Monday's meeting between the two men at the Elysée Palace in Paris lasted around an hour, according to an Elysée official.
“General Haftar assured us he was committed to signing the ceasefire but this commitment would cease if the militias in Tripoli do not respect it,” the official said after the meeting, which was not announced on the French president's agenda.
Haftar's forces, which control eastern Libya, have been battling the internationally recognised Government of National Accord (GNA) in Tripoli, headed by Fayez al-Sarraj.
The Elysée official said there were no immediate plans for Macron to meet or speak to Sarraj.
Meanwhile, Haftar has refused to sign a ceasefire deal brokered last January by Russia, Haftar's ally, and Turkey, which supports the GNA.
A summit in Berlin on 19 January, attended by the United Nations and world powers, including Russia, Turkey, France and the UK, have so far failed to bear concrete results. Haftar also attended the summit but refused to participate.
The summit was aimed at ending foreign interference in Libya and working towards a permanent ceasefire.
According to the UN, several foreign countries who back the two rival factions have violated an arms embargo on Libya, imposed since February 2011.
Over two thousand Syrian mercenaries have been sent by Turkey to reinforce security forces in Tripoli.
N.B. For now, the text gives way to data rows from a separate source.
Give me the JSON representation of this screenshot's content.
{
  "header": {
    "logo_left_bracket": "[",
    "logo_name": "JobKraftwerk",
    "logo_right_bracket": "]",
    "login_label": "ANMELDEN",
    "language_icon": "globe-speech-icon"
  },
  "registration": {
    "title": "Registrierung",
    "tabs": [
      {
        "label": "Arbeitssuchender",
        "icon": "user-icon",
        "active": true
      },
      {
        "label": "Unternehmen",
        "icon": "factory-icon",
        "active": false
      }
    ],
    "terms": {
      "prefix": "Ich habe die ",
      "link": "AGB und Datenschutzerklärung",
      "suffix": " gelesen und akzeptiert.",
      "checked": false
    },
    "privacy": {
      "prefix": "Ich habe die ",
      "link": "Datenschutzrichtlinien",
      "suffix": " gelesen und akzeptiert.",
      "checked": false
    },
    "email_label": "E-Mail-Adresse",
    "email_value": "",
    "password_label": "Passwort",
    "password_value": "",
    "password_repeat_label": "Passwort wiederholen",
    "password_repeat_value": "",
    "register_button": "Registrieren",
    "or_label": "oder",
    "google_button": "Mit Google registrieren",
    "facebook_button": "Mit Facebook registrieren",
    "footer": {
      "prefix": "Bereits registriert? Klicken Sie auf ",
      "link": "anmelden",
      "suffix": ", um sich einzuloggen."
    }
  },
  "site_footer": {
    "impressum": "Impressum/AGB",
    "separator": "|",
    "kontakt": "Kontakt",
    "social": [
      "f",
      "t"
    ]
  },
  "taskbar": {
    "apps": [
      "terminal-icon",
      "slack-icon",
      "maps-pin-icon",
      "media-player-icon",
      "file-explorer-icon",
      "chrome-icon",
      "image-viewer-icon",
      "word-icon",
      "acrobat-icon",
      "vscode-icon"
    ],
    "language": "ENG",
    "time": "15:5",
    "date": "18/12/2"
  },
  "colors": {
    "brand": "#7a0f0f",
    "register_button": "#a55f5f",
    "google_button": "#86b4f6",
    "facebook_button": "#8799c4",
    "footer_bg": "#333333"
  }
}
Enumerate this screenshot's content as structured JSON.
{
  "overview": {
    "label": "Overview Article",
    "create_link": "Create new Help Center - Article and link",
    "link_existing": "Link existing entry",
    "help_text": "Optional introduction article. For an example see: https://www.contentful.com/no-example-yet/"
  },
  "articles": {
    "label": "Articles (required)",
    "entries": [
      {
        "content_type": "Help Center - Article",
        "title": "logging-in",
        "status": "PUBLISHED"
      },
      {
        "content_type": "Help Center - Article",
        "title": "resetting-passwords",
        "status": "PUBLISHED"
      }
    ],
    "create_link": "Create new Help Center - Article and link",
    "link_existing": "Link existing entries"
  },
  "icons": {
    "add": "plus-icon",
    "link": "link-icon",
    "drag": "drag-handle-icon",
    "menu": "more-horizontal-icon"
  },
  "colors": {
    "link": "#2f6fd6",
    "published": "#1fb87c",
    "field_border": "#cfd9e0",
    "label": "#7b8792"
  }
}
In the east, Haftar's forces are also being reinforced by mercenaries from Russia, Chad, Sudan and Eritrea, as well as pro-Assad Syrian mercenaries.
The Paris meeting with Haftar also comes less than a week after Ghassan Salame, the former UN Special Representative to Libya, resigned for health reasons after occupying the position for nearly three years.